[Work task] Where does the string "time" occur in the records? Copy each line that holds it.

Page and application data records
|---|

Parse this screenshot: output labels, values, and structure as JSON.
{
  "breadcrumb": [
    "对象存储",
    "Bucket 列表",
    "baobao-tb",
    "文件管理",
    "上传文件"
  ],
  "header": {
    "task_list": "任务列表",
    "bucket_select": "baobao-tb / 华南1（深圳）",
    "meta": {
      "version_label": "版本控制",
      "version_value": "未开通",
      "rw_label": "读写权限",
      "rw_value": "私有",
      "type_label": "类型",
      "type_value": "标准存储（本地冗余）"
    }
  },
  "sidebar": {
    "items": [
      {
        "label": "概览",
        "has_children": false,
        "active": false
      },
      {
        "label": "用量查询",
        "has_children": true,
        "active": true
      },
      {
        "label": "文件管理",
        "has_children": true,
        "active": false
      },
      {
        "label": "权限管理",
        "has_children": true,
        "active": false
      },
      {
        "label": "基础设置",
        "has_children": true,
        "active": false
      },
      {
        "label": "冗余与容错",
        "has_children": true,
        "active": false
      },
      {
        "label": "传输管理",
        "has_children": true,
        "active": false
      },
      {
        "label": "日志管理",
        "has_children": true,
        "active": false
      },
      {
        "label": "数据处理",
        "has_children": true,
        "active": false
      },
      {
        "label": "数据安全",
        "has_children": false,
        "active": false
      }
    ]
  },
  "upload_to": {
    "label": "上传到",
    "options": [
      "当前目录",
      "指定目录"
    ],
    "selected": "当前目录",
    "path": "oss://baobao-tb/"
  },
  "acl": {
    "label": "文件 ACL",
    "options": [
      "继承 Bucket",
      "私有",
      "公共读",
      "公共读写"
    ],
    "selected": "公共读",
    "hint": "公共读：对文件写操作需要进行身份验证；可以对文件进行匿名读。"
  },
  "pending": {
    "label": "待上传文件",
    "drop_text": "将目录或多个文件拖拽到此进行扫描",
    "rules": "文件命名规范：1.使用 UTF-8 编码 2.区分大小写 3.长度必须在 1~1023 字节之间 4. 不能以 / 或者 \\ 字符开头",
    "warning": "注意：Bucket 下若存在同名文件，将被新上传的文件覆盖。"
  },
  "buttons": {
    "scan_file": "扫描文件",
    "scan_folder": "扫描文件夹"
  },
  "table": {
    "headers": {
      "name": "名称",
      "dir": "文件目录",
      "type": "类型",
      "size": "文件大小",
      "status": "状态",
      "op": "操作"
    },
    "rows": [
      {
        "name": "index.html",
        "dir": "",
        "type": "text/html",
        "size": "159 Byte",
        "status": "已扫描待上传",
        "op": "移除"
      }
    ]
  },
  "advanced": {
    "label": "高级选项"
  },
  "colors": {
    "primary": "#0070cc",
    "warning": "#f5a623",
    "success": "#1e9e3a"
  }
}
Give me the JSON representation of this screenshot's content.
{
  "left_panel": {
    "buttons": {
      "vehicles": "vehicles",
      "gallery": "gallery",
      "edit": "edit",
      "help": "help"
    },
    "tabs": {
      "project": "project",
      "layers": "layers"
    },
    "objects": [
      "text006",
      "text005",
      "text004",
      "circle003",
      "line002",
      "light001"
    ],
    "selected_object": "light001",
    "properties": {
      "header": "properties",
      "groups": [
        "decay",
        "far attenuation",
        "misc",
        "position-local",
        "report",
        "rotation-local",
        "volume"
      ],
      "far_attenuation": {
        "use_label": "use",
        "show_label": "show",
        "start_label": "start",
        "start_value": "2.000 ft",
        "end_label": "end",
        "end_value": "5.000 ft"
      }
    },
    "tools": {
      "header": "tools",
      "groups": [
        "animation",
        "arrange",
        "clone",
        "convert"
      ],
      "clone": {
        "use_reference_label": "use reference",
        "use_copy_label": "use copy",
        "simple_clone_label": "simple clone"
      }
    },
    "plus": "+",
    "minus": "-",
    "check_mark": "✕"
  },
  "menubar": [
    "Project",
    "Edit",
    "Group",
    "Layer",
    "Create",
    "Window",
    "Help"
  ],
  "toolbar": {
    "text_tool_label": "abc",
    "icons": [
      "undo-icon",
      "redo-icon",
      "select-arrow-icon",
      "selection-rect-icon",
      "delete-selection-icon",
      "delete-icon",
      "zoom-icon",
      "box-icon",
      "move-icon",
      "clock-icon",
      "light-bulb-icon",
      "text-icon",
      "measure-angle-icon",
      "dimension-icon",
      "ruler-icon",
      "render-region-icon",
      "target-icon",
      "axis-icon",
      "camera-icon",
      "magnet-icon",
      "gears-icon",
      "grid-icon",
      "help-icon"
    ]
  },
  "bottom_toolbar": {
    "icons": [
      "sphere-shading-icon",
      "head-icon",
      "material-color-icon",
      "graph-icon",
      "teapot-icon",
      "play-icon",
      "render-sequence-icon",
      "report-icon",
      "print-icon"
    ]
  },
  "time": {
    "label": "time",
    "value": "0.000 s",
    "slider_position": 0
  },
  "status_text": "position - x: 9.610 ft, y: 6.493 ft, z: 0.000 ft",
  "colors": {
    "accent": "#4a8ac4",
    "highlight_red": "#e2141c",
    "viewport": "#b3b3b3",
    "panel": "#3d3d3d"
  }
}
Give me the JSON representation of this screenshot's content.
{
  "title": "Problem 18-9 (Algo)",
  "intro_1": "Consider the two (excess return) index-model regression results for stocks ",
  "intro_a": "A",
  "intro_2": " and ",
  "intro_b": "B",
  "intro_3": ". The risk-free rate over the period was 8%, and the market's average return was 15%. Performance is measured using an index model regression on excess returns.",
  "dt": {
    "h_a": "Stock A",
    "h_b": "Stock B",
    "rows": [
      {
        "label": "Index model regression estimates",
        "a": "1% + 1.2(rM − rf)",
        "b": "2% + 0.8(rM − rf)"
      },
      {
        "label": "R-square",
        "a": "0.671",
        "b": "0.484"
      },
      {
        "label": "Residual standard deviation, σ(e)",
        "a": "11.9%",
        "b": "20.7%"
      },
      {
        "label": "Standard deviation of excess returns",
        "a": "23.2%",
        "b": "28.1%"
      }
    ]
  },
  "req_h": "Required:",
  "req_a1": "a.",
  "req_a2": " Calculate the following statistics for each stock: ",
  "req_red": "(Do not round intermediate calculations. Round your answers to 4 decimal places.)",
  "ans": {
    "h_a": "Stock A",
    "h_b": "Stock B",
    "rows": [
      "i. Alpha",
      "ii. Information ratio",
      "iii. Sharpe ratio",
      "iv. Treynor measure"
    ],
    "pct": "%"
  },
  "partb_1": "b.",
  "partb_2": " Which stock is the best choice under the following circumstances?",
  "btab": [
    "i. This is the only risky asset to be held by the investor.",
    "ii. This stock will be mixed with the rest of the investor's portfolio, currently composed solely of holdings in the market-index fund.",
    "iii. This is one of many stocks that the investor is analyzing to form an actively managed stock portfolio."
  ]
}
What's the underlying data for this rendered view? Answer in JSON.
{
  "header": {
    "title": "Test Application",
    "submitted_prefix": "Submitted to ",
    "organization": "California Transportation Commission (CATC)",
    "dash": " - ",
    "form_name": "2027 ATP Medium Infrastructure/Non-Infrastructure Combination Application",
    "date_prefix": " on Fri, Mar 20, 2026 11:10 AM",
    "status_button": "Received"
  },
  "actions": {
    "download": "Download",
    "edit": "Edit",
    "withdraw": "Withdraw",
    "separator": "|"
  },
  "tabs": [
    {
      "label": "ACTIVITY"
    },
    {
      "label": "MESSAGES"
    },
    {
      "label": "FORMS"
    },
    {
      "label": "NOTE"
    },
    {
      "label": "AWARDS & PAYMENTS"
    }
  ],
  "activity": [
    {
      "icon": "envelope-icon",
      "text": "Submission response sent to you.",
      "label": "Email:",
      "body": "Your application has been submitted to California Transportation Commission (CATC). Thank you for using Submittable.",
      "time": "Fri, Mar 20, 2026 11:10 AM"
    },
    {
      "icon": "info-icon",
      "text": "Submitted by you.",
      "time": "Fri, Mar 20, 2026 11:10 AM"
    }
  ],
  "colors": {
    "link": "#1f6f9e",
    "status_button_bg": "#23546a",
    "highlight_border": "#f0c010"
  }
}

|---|

[Solution to the exercise]
  "time": {
    "label": "time",
      "time": "Fri, Mar 20, 2026 11:10 AM"
      "time": "Fri, Mar 20, 2026 11:10 AM"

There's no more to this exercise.